  • Code owners may commit directly. Everyone else needs to submit a PR from a fork.
  • All branches and PRs should be tied to a github issue for that repo with standard naming conventions.
  • PRs should include docs and tests (but up to the code owners).

  • All Python packages must use the same structure (pyproject.toml, __version__ from git, etc). We'll sync with biocommons.example periodically to ensure consistency.

  • most development should be the result of an issue

  • Don't catch exceptions unless you expect to respond meaningfully.

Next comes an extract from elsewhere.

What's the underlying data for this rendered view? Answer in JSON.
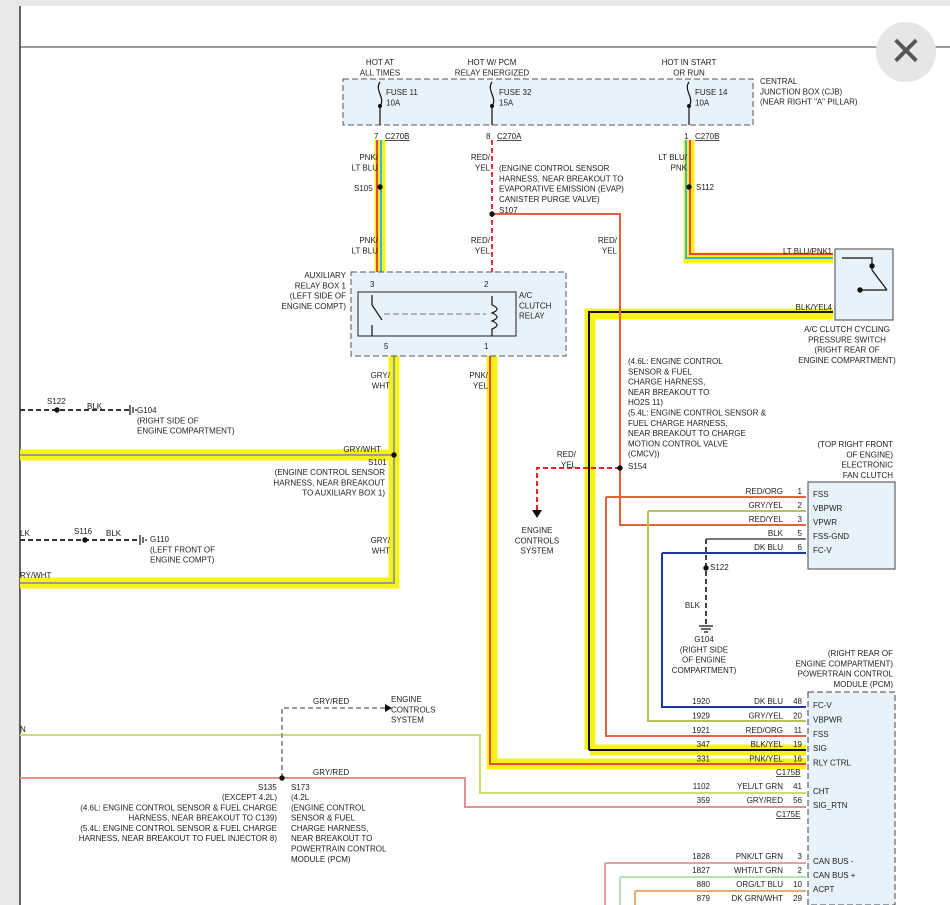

  • Configuration: config env vars should be high in the stack, adjacent to other configuration, and passed down. Env vars should typically not change behavior deep in a call stack. In no circumstance should an env var override an explicit setting higher in the stack. Debugging, logging, and other observability tooling are exceptions to this rule.




github actions → biocommons pypi

Code formatting#

  • black
  • isort
  • pylint


All biocommons tools use Semantic Versioning. Package versions are derived from git tags in order to ensure that released software always corresponds to a git tag.

Branching and Merging Model#

Branching Strategy

  • main is the release branch.
  • release-specific branches, branched off of main and named as x.y, support concurrent patch release off the x.y
  • dev is the development branch for integration testing.
  • feature development occurs in feature branches, branched off of dev and named for the corresponding issue (e.g., 42-bang-the-rocks-together).
  • bug fixes occur in branches off of the affected release. As necessary, those fixes should be then merged back to main.

If a project needs a new development branch for a major release, the Architectural Team will address the issue.


  • Tests must pass in order to be merged. Branches that are failing tests will not be merged.
  • Merging to main and dev is restricted to code owners.

Coding Guidelines#

example repo

Code in biocommons org

Example repo Consistent setup from template


  • semver
  • no v
  • directly from tag when possible
  • branching model
  • multiple version branches
  • dev in forks
  • protected branches
  • Atomic Commits

Pull requests

  • squash if you want before the PR
  • branch names 6-go-bonkers
  • Merge commit message used as default for changelog

Review criteria

Tagging, releasing, changelogs


  • We support most recent 3 Python releases;
    • 3.9, 3.10, 3.11 now
    • drop 3.9 and add 3.12 when 3.12 is available